This ERC planning grant project will bring together those with relevant expertise in OWE from several engineering disciplines, fields of science, the national laboratories, state and federal resource management agencies, industrial stakeholders, and developers; as well as those from affected coastal communities. This group will design a data-driven multi-disciplinary system-level framework that identifies where advances are needed to build a resilient infrastructure (blades, turbine, support structure, transmission grid, standards, and models) that would enable a large and responsible level of OWE to be harvested.

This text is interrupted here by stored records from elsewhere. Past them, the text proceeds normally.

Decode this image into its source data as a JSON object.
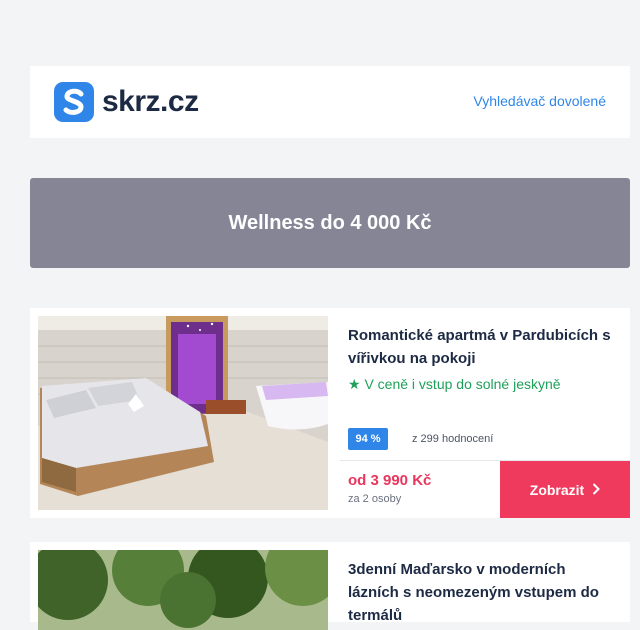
{
  "header": {
    "logo_text": "skrz.cz",
    "nav_link": "Vyhledávač dovolené"
  },
  "banner": {
    "title": "Wellness do 4 000 Kč"
  },
  "offers": [
    {
      "title": "Romantické apartmá v Pardubicích s vířivkou na pokoji",
      "perk_icon": "star-icon",
      "perk": "V ceně i vstup do solné jeskyně",
      "rating": "94 %",
      "reviews": "z 299 hodnocení",
      "price": "od 3 990 Kč",
      "persons": "za 2 osoby",
      "cta": "Zobrazit"
    },
    {
      "title": "3denní Maďarsko v moderních lázních s neomezeným vstupem do termálů"
    }
  ],
  "colors": {
    "brand": "#2f86e8",
    "banner": "#868596",
    "price": "#e8365d",
    "cta": "#ef3a5d",
    "perk": "#1fa05a"
  }
}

The technical areas to be integrated together in this frame will include but are not limited to metocean characterization (wind, waves, currents), composite materials, aerodynamic modeling, geo-engineering parameters, stability, fatigue, corrosion, inspection, control, renewable energy integration, social acceptance of OWE development, and impact on marine and coastal ecosystems.